The Chicago Bulls have the spotlight, 23 years after winning their sixth NBA Championship in eight years. ESPN’s ‘The Last Dance’ documented their success, focusing on the 1997-98 season, Michael Jordan’s final campaign with the Bulls and the end of their dynasty.
The 1995-1996 Bulls are undoubtedly a one-of-a-kind team. The collection of talent and aura around that Bulls is legendary and unforgettable. Michael Jordan, Scottie Pippen, Dennis Rodman, Ron Harper, Toni Kukoc and company went 72-10 in the regular season and backed it up in the playoffs by winning it all.
The Bulls were good all-around that year but their success couldn’t have been possible without Michael Jordan leading the way with his play and mentality. Jordan’s competitive nature and demanding leadership style were in display in ‘The Last Dance’ and it clearly wasn’t easy to keep up with his passion as a teammate.
Randy Brown, a reserve point guard for the Bulls from 1995 to 2000, appeared on SiriusXM NBA Radio recently and described MJ’s reaction to the only home loss of the Bulls in their iconic 1996 season,
“At some point, we were probably 50-5, everybody was upset we just lost a game. A lot of people don’t understand, we actually lost a home game. We were 40-1 at home. We actually should’ve been 73-9 and I remember losing that game and Michael [Jordan] was pissed, there were chairs thrown… Crazy situation, the locker room is quiet, and that’s when I knew this team was gonna win a championship. We were locked in as one. It was a lot of luck on our side. We didn’t have a bunch of injuries. We had the right amount of talent on our team, right amount of role players.”
Brown shared how invested and passionate MJ was about every game that season by describing how it felt to be in the locker room in the game in which Rex Chapman exploded for 39 points and led the Heat to upset the Bulls. The Heat had a losing record at the time, so it pissed off MJ for sure. Michael Jordan hated to lose, especially when he did his part and scored 31 points with nine rebounds and five assists.

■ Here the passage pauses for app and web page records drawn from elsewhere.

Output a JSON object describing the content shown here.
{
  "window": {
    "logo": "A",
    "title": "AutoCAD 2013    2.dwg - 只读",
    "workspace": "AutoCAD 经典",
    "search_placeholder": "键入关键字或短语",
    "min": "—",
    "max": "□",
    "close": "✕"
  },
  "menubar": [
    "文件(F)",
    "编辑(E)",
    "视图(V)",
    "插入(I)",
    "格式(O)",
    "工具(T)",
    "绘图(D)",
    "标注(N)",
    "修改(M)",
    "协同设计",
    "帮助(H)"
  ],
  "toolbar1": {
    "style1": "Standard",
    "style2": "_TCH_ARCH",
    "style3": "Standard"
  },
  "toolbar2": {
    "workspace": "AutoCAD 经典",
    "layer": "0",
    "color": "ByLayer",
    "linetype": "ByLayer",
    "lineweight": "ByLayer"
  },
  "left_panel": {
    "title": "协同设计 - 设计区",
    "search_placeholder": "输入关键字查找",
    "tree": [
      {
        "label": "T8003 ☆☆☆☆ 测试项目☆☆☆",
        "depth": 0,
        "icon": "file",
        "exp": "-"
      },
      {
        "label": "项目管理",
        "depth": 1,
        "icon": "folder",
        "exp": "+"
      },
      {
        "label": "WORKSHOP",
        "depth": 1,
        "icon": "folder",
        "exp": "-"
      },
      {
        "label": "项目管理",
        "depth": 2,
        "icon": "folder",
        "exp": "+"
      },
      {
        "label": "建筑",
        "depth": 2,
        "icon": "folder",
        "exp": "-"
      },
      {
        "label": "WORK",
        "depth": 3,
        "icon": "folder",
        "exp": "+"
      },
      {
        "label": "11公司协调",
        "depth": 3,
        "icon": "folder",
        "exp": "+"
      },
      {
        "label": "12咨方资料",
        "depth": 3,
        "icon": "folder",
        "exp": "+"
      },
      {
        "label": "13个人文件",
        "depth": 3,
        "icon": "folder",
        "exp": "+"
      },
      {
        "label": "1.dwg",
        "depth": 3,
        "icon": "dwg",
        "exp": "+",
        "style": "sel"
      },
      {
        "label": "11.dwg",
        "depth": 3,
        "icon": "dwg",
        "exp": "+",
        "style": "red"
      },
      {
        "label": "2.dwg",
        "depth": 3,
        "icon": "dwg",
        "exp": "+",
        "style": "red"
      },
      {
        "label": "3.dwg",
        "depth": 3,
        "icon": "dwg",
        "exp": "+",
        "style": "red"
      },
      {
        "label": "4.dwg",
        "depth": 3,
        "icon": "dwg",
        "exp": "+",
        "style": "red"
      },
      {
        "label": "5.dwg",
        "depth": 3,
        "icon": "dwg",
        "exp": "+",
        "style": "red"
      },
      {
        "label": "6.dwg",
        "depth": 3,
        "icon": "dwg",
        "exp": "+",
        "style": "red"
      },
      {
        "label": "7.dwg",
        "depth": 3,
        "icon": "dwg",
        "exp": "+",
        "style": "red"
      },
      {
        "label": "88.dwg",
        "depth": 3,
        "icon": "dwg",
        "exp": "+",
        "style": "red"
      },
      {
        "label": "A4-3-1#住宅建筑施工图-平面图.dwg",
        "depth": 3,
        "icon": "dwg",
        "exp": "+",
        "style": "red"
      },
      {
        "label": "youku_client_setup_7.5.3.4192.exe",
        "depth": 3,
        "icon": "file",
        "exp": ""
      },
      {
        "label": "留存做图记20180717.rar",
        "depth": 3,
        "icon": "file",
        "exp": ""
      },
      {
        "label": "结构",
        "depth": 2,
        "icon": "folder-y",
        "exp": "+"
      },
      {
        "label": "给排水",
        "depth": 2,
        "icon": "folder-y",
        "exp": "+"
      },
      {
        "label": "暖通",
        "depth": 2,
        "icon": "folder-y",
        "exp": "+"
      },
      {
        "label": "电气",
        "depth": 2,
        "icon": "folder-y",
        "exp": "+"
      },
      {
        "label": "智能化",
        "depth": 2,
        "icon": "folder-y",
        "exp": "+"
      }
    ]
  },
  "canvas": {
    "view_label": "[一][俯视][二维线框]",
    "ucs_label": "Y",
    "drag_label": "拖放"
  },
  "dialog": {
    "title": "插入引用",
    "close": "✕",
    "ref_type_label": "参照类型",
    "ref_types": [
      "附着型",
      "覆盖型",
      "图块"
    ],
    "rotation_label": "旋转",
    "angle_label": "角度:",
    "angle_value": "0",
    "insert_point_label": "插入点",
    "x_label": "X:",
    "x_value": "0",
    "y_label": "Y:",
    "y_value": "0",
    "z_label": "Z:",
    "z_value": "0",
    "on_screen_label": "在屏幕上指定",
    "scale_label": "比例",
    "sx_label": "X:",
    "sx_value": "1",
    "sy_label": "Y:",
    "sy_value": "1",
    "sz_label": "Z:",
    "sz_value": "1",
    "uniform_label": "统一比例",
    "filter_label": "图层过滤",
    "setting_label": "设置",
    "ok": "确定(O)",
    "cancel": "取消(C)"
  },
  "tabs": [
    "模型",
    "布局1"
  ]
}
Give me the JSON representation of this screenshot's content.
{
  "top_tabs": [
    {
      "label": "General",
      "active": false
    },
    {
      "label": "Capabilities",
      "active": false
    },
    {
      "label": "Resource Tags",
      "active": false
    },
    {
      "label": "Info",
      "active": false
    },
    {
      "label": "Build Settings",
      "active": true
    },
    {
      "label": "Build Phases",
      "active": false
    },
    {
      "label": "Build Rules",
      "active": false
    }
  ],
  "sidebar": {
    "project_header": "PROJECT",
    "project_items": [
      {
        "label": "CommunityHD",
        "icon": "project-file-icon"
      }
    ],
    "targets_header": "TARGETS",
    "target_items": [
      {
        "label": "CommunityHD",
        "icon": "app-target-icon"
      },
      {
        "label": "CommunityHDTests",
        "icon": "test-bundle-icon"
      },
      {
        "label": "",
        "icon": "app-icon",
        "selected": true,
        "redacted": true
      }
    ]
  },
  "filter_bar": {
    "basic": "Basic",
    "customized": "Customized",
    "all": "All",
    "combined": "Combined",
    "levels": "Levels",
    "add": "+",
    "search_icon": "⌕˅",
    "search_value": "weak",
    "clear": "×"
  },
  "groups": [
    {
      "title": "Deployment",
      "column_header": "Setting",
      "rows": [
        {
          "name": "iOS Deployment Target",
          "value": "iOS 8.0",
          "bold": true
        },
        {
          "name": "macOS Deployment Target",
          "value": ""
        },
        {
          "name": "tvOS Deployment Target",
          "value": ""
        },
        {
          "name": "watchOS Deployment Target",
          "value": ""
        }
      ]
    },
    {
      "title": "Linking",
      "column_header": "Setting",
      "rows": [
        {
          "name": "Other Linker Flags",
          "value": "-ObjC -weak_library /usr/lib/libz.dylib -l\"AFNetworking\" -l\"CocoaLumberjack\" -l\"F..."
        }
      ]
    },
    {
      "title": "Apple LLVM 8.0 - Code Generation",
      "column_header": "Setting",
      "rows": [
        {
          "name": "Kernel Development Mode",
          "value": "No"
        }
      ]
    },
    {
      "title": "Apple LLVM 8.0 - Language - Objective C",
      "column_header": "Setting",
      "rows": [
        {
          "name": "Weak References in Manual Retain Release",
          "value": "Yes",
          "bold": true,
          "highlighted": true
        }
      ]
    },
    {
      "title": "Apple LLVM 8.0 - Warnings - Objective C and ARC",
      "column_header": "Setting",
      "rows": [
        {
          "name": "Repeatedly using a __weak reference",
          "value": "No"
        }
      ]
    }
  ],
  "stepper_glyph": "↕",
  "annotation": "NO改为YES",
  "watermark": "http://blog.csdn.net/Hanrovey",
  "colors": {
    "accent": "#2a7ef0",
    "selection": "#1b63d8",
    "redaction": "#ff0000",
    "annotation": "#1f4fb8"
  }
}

Randy Brown retired from the league in 2003 and spent several seasons in the Bulls front office and coaching staff before resigning in 2018.